One of the interesting aspects of how members of The Church of Jesus Christ of Latter-day Saints approaches the sacrament of the Lord’s Supper is that it is seen as a renewal of covenants. What may not be as widely known is that the idea of renewing covenants may have originally emerged in the Church in connection with the practice of rebaptism. In a recent interview at the Latter-day Saint history and theology blog From the Desk, historians Jonathan Stapley and David Grua discussed Latter Day Saint rebaptism. What follows here is a co-post to the interview (a shorter post with excerpts and some discussion).
An overview of rebaptism was given as follows:
Within the Restoration there are additional meanings to rebaptism. During its first decades, the Church not only rebaptized converts, but also rebaptized Church members. There were many purposes for these rebaptisms. Unlike other churches, Latter-day Saints required excommunicated members to be rebaptized in order to return to full fellowship. This is a practice that exists today, though we now use the term “withdrawal of church membership” instead of excommunication.
Rebaptism as a sign of repentance and renewal wasn’t limited to excommunication. Many people who experienced church discipline were rebaptized without being cut off from the Church. And many people who were in good standing also sought out rebaptism “for the remission of sins.”
Though not discussed in the referenced article, Joseph Smith introduced the practice of baptism for health—a form of rebaptism used as a healing ceremony along with anointing and blessing. Lastly in Utah, Brigham Young introduced rebaptism “for the renewal of covenants.”
Rebaptism became a relatively common thing, and was done for a few different reasons.
Based on those reasons, most Latter-day Saints were rebaptized multiple times throughout their lives in the nineteenth century.
Latter-day Saints in good standing often were rebaptized at least five or six times at a minimum throughout their lives. Some experienced it many more times. For example, a member in Nauvoo might have been rebaptized:
1. When it was widely introduced;
2. Then again when they arrived in the Great Basin;
3. During the reformation of 1857;
4. When they were endowed in the Temple;
5. When they were sealed in the temple; and
6. When they joined a United Order.
This began to change around the turn of the twentieth century, when leaders of the Church “all viewed the practice as becoming too commonplace.” During the 1890s, rebaptism was no longer a requirement for emigrants and temple attendance. Other rebaptism practices were also curtailed.
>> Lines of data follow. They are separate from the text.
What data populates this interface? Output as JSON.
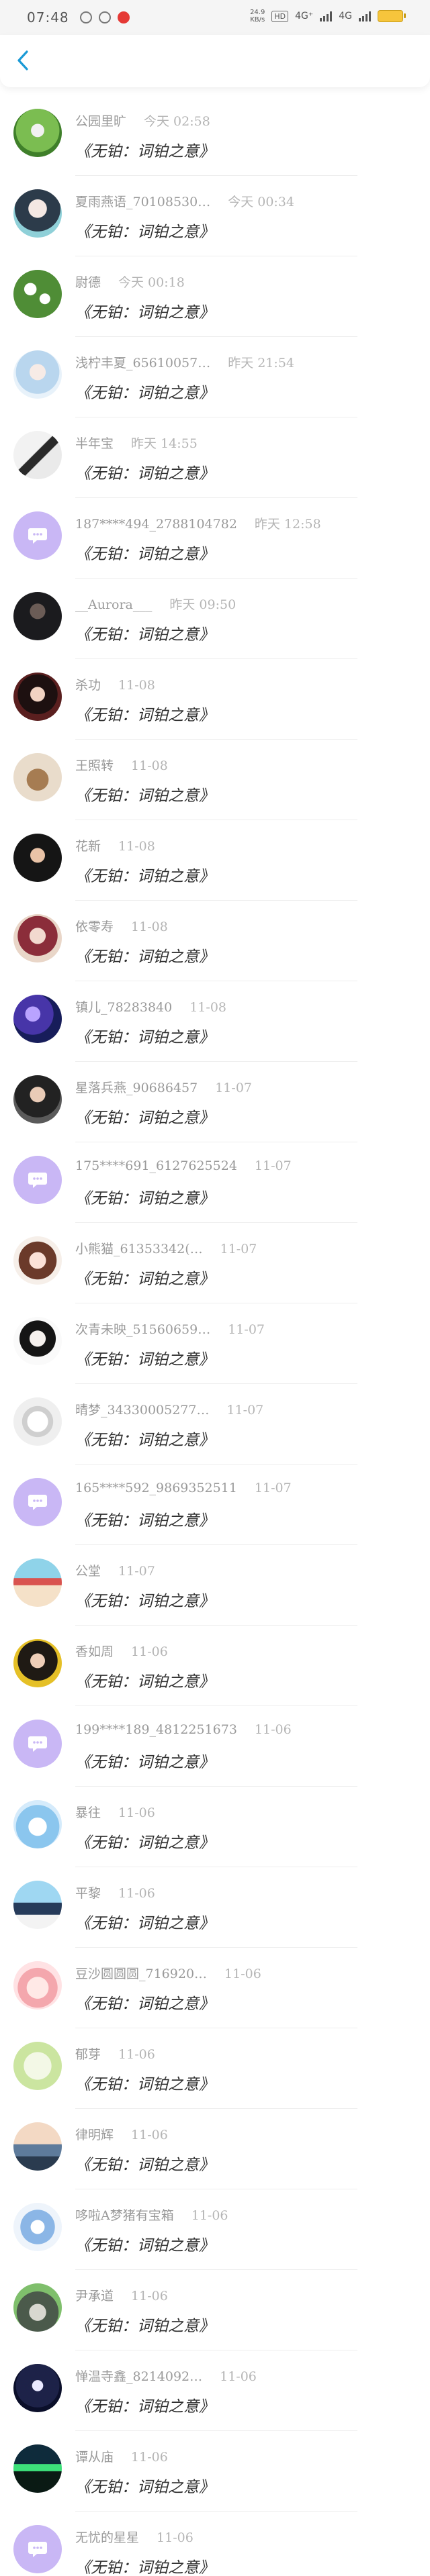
{
  "status_bar": {
    "time": "07:48",
    "speed_top": "24.9",
    "speed_bottom": "KB/s",
    "hd": "HD",
    "net1": "4G⁺",
    "net2": "4G"
  },
  "colors": {
    "accent": "#1a9ad6",
    "default_avatar": "#c9b7f5"
  },
  "list": [
    {
      "name": "公园里旷",
      "time": "今天 02:58",
      "message": "《无铂：词铂之意》",
      "avatar": "flower-green"
    },
    {
      "name": "夏雨燕语_70108530…",
      "time": "今天 00:34",
      "message": "《无铂：词铂之意》",
      "avatar": "anime-girl-teal"
    },
    {
      "name": "尉德",
      "time": "今天 00:18",
      "message": "《无铂：词铂之意》",
      "avatar": "flower-white"
    },
    {
      "name": "浅柠丰夏_65610057…",
      "time": "昨天 21:54",
      "message": "《无铂：词铂之意》",
      "avatar": "anime-girl-blue"
    },
    {
      "name": "半年宝",
      "time": "昨天 14:55",
      "message": "《无铂：词铂之意》",
      "avatar": "ink-figure"
    },
    {
      "name": "187****494_2788104782",
      "time": "昨天 12:58",
      "message": "《无铂：词铂之意》",
      "avatar": "default"
    },
    {
      "name": "__Aurora___",
      "time": "昨天 09:50",
      "message": "《无铂：词铂之意》",
      "avatar": "dark-portrait"
    },
    {
      "name": "杀功",
      "time": "11-08",
      "message": "《无铂：词铂之意》",
      "avatar": "girl-red"
    },
    {
      "name": "王照转",
      "time": "11-08",
      "message": "《无铂：词铂之意》",
      "avatar": "bear"
    },
    {
      "name": "花新",
      "time": "11-08",
      "message": "《无铂：词铂之意》",
      "avatar": "girl-dark"
    },
    {
      "name": "依零寿",
      "time": "11-08",
      "message": "《无铂：词铂之意》",
      "avatar": "doll"
    },
    {
      "name": "镇儿_78283840",
      "time": "11-08",
      "message": "《无铂：词铂之意》",
      "avatar": "purple-flowers"
    },
    {
      "name": "星落兵燕_90686457",
      "time": "11-07",
      "message": "《无铂：词铂之意》",
      "avatar": "portrait-dark"
    },
    {
      "name": "175****691_6127625524",
      "time": "11-07",
      "message": "《无铂：词铂之意》",
      "avatar": "default"
    },
    {
      "name": "小熊猫_61353342(…",
      "time": "11-07",
      "message": "《无铂：词铂之意》",
      "avatar": "anime-chibi"
    },
    {
      "name": "次青未映_51560659…",
      "time": "11-07",
      "message": "《无铂：词铂之意》",
      "avatar": "ink-boy"
    },
    {
      "name": "晴梦_34330005277…",
      "time": "11-07",
      "message": "《无铂：词铂之意》",
      "avatar": "sketch"
    },
    {
      "name": "165****592_9869352511",
      "time": "11-07",
      "message": "《无铂：词铂之意》",
      "avatar": "default"
    },
    {
      "name": "公堂",
      "time": "11-07",
      "message": "《无铂：词铂之意》",
      "avatar": "house"
    },
    {
      "name": "香如周",
      "time": "11-06",
      "message": "《无铂：词铂之意》",
      "avatar": "girl-yellow"
    },
    {
      "name": "199****189_4812251673",
      "time": "11-06",
      "message": "《无铂：词铂之意》",
      "avatar": "default"
    },
    {
      "name": "暴往",
      "time": "11-06",
      "message": "《无铂：词铂之意》",
      "avatar": "sky-anime"
    },
    {
      "name": "平黎",
      "time": "11-06",
      "message": "《无铂：词铂之意》",
      "avatar": "mountain-girl"
    },
    {
      "name": "豆沙圆圆圆_716920…",
      "time": "11-06",
      "message": "《无铂：词铂之意》",
      "avatar": "pink-chibi"
    },
    {
      "name": "郁芽",
      "time": "11-06",
      "message": "《无铂：词铂之意》",
      "avatar": "green-doodle"
    },
    {
      "name": "律明辉",
      "time": "11-06",
      "message": "《无铂：词铂之意》",
      "avatar": "city"
    },
    {
      "name": "哆啦A梦猪有宝箱",
      "time": "11-06",
      "message": "《无铂：词铂之意》",
      "avatar": "blue-cartoon"
    },
    {
      "name": "尹承道",
      "time": "11-06",
      "message": "《无铂：词铂之意》",
      "avatar": "totoro"
    },
    {
      "name": "惮温寺鑫_8214092…",
      "time": "11-06",
      "message": "《无铂：词铂之意》",
      "avatar": "night-girl"
    },
    {
      "name": "谭从庙",
      "time": "11-06",
      "message": "《无铂：词铂之意》",
      "avatar": "aurora"
    },
    {
      "name": "无忧的星星",
      "time": "11-06",
      "message": "《无铂：词铂之意》",
      "avatar": "default"
    }
  ]
}
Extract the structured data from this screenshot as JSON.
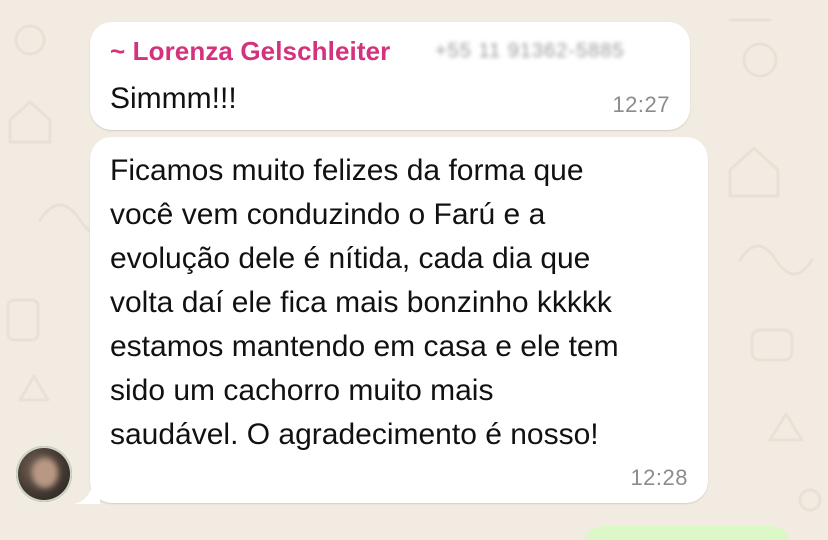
{
  "chat": {
    "messages": [
      {
        "sender_name": "~ Lorenza Gelschleiter",
        "sender_phone": "+55 11 91362-5885",
        "text": "Simmm!!!",
        "time": "12:27"
      },
      {
        "lines": [
          "Ficamos muito felizes da forma que",
          "você vem conduzindo o Farú e a",
          "evolução dele é nítida, cada dia que",
          "volta daí ele fica mais bonzinho kkkkk",
          "estamos mantendo em casa e ele tem",
          "sido um cachorro muito mais",
          "saudável. O agradecimento é nosso!"
        ],
        "time": "12:28"
      }
    ]
  },
  "colors": {
    "background": "#f1ebe2",
    "bubble_incoming": "#ffffff",
    "bubble_outgoing": "#dcf8c6",
    "sender_name": "#d3337d",
    "timestamp": "#8c8c8c"
  },
  "icons": {
    "avatar": "contact-avatar-photo"
  }
}
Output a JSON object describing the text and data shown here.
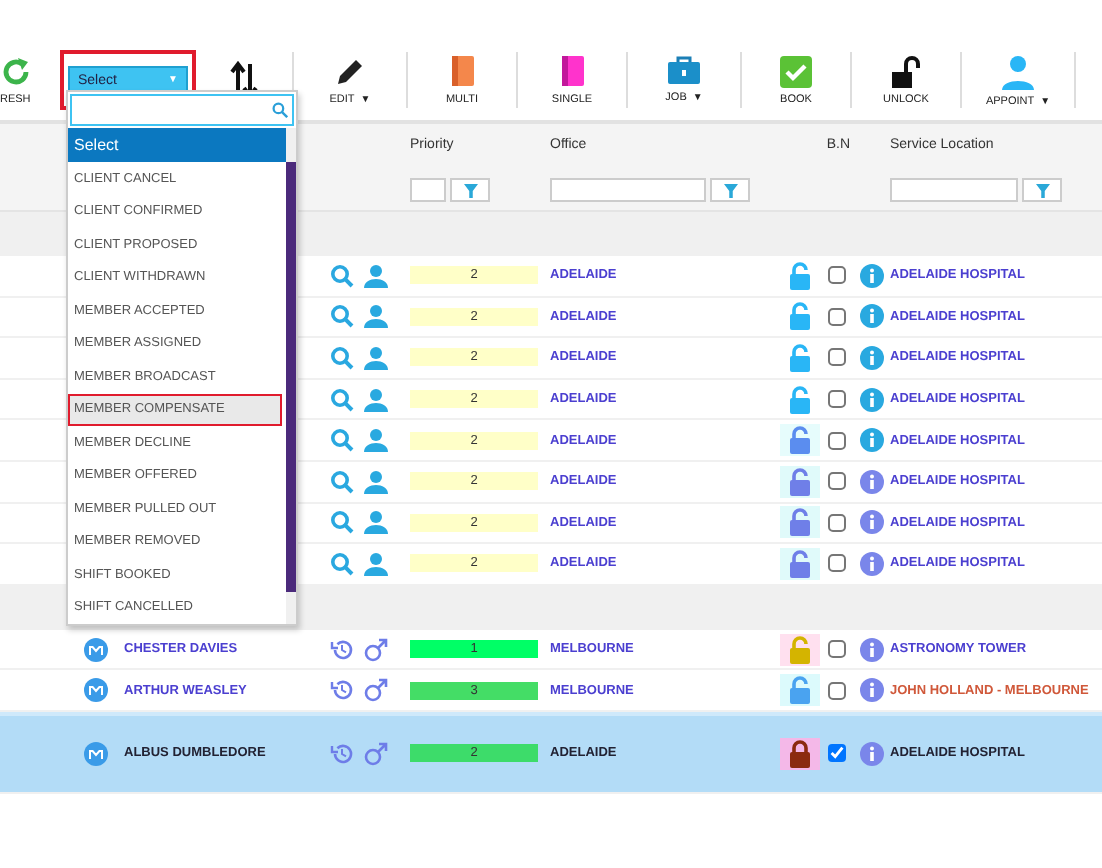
{
  "toolbar": {
    "buttons": [
      {
        "kind": "refresh",
        "label": "RESH"
      },
      {
        "kind": "select",
        "label": "Select",
        "caret": "▼",
        "highlighted": true
      },
      {
        "kind": "sort"
      },
      {
        "kind": "edit",
        "label": "EDIT",
        "caret": "▼"
      },
      {
        "kind": "multi",
        "label": "MULTI"
      },
      {
        "kind": "single",
        "label": "SINGLE"
      },
      {
        "kind": "job",
        "label": "JOB",
        "caret": "▼"
      },
      {
        "kind": "book",
        "label": "BOOK"
      },
      {
        "kind": "unlock",
        "label": "UNLOCK"
      },
      {
        "kind": "appoint",
        "label": "APPOINT",
        "caret": "▼"
      }
    ]
  },
  "dropdown": {
    "open": true,
    "options": [
      {
        "label": "Select",
        "selected": true,
        "hovered": false,
        "highlighted": false
      },
      {
        "label": "CLIENT CANCEL",
        "selected": false,
        "hovered": false,
        "highlighted": false
      },
      {
        "label": "CLIENT CONFIRMED",
        "selected": false,
        "hovered": false,
        "highlighted": false
      },
      {
        "label": "CLIENT PROPOSED",
        "selected": false,
        "hovered": false,
        "highlighted": false
      },
      {
        "label": "CLIENT WITHDRAWN",
        "selected": false,
        "hovered": false,
        "highlighted": false
      },
      {
        "label": "MEMBER ACCEPTED",
        "selected": false,
        "hovered": false,
        "highlighted": false
      },
      {
        "label": "MEMBER ASSIGNED",
        "selected": false,
        "hovered": false,
        "highlighted": false
      },
      {
        "label": "MEMBER BROADCAST",
        "selected": false,
        "hovered": false,
        "highlighted": false
      },
      {
        "label": "MEMBER COMPENSATE",
        "selected": false,
        "hovered": true,
        "highlighted": true
      },
      {
        "label": "MEMBER DECLINE",
        "selected": false,
        "hovered": false,
        "highlighted": false
      },
      {
        "label": "MEMBER OFFERED",
        "selected": false,
        "hovered": false,
        "highlighted": false
      },
      {
        "label": "MEMBER PULLED OUT",
        "selected": false,
        "hovered": false,
        "highlighted": false
      },
      {
        "label": "MEMBER REMOVED",
        "selected": false,
        "hovered": false,
        "highlighted": false
      },
      {
        "label": "SHIFT BOOKED",
        "selected": false,
        "hovered": false,
        "highlighted": false
      },
      {
        "label": "SHIFT CANCELLED",
        "selected": false,
        "hovered": false,
        "highlighted": false
      }
    ]
  },
  "table": {
    "columns": [
      {
        "label": "Priority",
        "filter": true
      },
      {
        "label": "Office",
        "filter": true
      },
      {
        "label": "B.N",
        "filter": false
      },
      {
        "label": "Service Location",
        "filter": true
      }
    ],
    "groups": [
      {
        "rows": [
          {
            "kind": "job",
            "priority": {
              "text": "2",
              "color": "#ffffc8"
            },
            "office": "ADELAIDE",
            "lock_cell": {
              "color": "#ffffff"
            },
            "lock": {
              "locked": false,
              "color": "#29b6f6"
            },
            "checked": false,
            "location": {
              "text": "ADELAIDE HOSPITAL",
              "color": "#4b3fd0"
            },
            "selected": false
          },
          {
            "kind": "job",
            "priority": {
              "text": "2",
              "color": "#ffffc8"
            },
            "office": "ADELAIDE",
            "lock_cell": {
              "color": "#ffffff"
            },
            "lock": {
              "locked": false,
              "color": "#29b6f6"
            },
            "checked": false,
            "location": {
              "text": "ADELAIDE HOSPITAL",
              "color": "#4b3fd0"
            },
            "selected": false
          },
          {
            "kind": "job",
            "priority": {
              "text": "2",
              "color": "#ffffc8"
            },
            "office": "ADELAIDE",
            "lock_cell": {
              "color": "#ffffff"
            },
            "lock": {
              "locked": false,
              "color": "#29b6f6"
            },
            "checked": false,
            "location": {
              "text": "ADELAIDE HOSPITAL",
              "color": "#4b3fd0"
            },
            "selected": false
          },
          {
            "kind": "job",
            "priority": {
              "text": "2",
              "color": "#ffffc8"
            },
            "office": "ADELAIDE",
            "lock_cell": {
              "color": "#ffffff"
            },
            "lock": {
              "locked": false,
              "color": "#29b6f6"
            },
            "checked": false,
            "location": {
              "text": "ADELAIDE HOSPITAL",
              "color": "#4b3fd0"
            },
            "selected": false
          },
          {
            "kind": "job",
            "priority": {
              "text": "2",
              "color": "#ffffc8"
            },
            "office": "ADELAIDE",
            "lock_cell": {
              "color": "#e6fcfc"
            },
            "lock": {
              "locked": false,
              "color": "#5b8def"
            },
            "checked": false,
            "location": {
              "text": "ADELAIDE HOSPITAL",
              "color": "#4b3fd0"
            },
            "selected": false
          },
          {
            "kind": "job",
            "priority": {
              "text": "2",
              "color": "#ffffc8"
            },
            "office": "ADELAIDE",
            "lock_cell": {
              "color": "#e0fafa"
            },
            "lock": {
              "locked": false,
              "color": "#6f7fe8"
            },
            "checked": false,
            "location": {
              "text": "ADELAIDE HOSPITAL",
              "color": "#4b3fd0"
            },
            "selected": false
          },
          {
            "kind": "job",
            "priority": {
              "text": "2",
              "color": "#ffffc8"
            },
            "office": "ADELAIDE",
            "lock_cell": {
              "color": "#e0fafa"
            },
            "lock": {
              "locked": false,
              "color": "#6f7fe8"
            },
            "checked": false,
            "location": {
              "text": "ADELAIDE HOSPITAL",
              "color": "#4b3fd0"
            },
            "selected": false
          },
          {
            "kind": "job",
            "priority": {
              "text": "2",
              "color": "#ffffc8"
            },
            "office": "ADELAIDE",
            "lock_cell": {
              "color": "#e0fafa"
            },
            "lock": {
              "locked": false,
              "color": "#6f7fe8"
            },
            "checked": false,
            "location": {
              "text": "ADELAIDE HOSPITAL",
              "color": "#4b3fd0"
            },
            "selected": false
          }
        ]
      },
      {
        "rows": [
          {
            "kind": "member",
            "name": "CHESTER DAVIES",
            "priority": {
              "text": "1",
              "color": "#00ff66"
            },
            "office": "MELBOURNE",
            "lock_cell": {
              "color": "#ffe0ef"
            },
            "lock": {
              "locked": false,
              "color": "#d4b400"
            },
            "checked": false,
            "location": {
              "text": "ASTRONOMY TOWER",
              "color": "#4b3fd0"
            },
            "selected": false
          },
          {
            "kind": "member",
            "name": "ARTHUR WEASLEY",
            "priority": {
              "text": "3",
              "color": "#44dd66"
            },
            "office": "MELBOURNE",
            "lock_cell": {
              "color": "#dcfafc"
            },
            "lock": {
              "locked": false,
              "color": "#4aa3f0"
            },
            "checked": false,
            "location": {
              "text": "JOHN HOLLAND - MELBOURNE",
              "color": "#d0583a"
            },
            "selected": false
          },
          {
            "kind": "member",
            "name": "ALBUS DUMBLEDORE",
            "priority": {
              "text": "2",
              "color": "#3ddc6a"
            },
            "office": "ADELAIDE",
            "lock_cell": {
              "color": "#f4b8e8"
            },
            "lock": {
              "locked": true,
              "color": "#8b2a10"
            },
            "checked": true,
            "location": {
              "text": "ADELAIDE HOSPITAL",
              "color": "#222233"
            },
            "selected": true
          }
        ]
      }
    ]
  }
}
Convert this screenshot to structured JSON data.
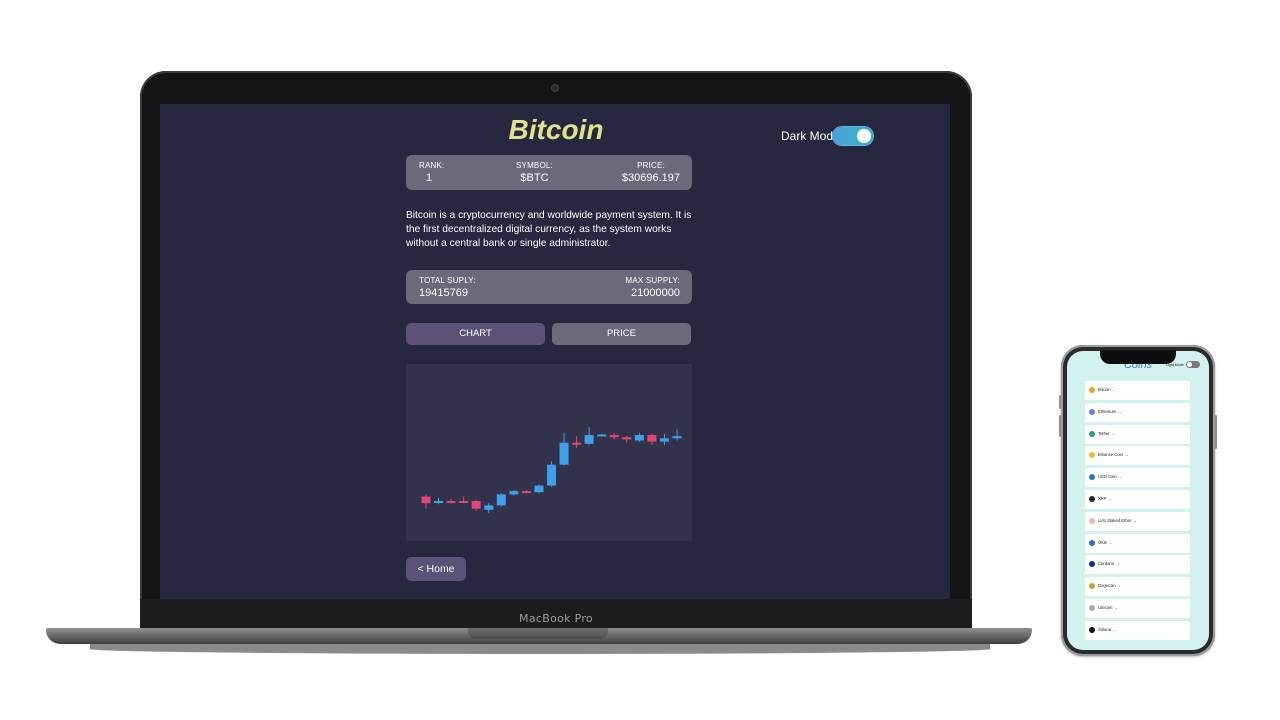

While the practice has declined overall, there are two circumstances where rebaptism still happens: “First, Latter-day Saints still rebaptize converts who have been baptized in other Christian denominations. . . . Second, Latter-day Saints also rebaptize people who have had their membership withdrawn.”
As mentioned at the outset, one purpose for rebaptism was for the renewal of covenants. In the interview, Grua and Stapley discussed some of how that has remained a part of our doctrine:
The practice of “covenant renewal” in the Church was first mediated through rebaptism. Brigham Young introduced baptism for the renewal of covenants upon arrival in Utah, and it was the primary method to renew covenants throughout the nineteenth century.
Today, covenant renewal is an important aspect of Latter-day Saint religious life. However, instead of rebaptism, it is the sacrament of the Lord’s Supper that mediates that work. . . .
While a lot has changed since Brigham Young entered the Salt Lake valley over 175 years ago, the human yearning for renewal has not abated.
But whereas those early Saints immersed each other to renew their covenants, today Church members across the globe eat the bread and water of the Lord’s Supper to find their covenant renewal. This shift in concept largely occurred at the turn to the twentieth century.
I’ve written about renewal of covenants in the sacrament before, and it’s a topic that fascinates me. Part of that is that there have been a couple indications here and there that the idea of renewing of covenants may be undergoing some reconsideration by Church leaders in our time. Elder Neil L. Anderson noted that despite common use of the phrase when discussing the sacrament, “the title ‘renewing our baptismal covenants’ is not found in the scriptures … and it can’t be the keynote of what we say about the sacrament” (Neil L. Andersen, “Witnessing to Live the Commandments,” General Conference Leadership Training on the Sabbath Day Observance at Church (April 2015). Available to priesthood leaders). Elder David A. Bednar added further differentiation between baptism and the sacrament by teaching that while baptism provides an “initial cleansing of our soul from sin,” the sacrament does not. Both ordinances do, however, offer us the promise of having the Spirit of the Lord with us if we keep our covenants, which is the actual sanctifying force that cleanses us from sin (Elder David A. Benar, “Always Retain a Remission of Your Sins,” CR October 2016, https://www.lds.org/general-conference/2016/04/always-retain-a-remission-of-your-sins?lang=eng). Those thoughts may go somewhere or they may not, but it’s interesting to consider when thinking about the sacrament.
For more on Latter-day Saint rebaptism, head on over to the Latter-day Saint blog From the Desk to read the full interview with Jonathan Stapley and David Grua.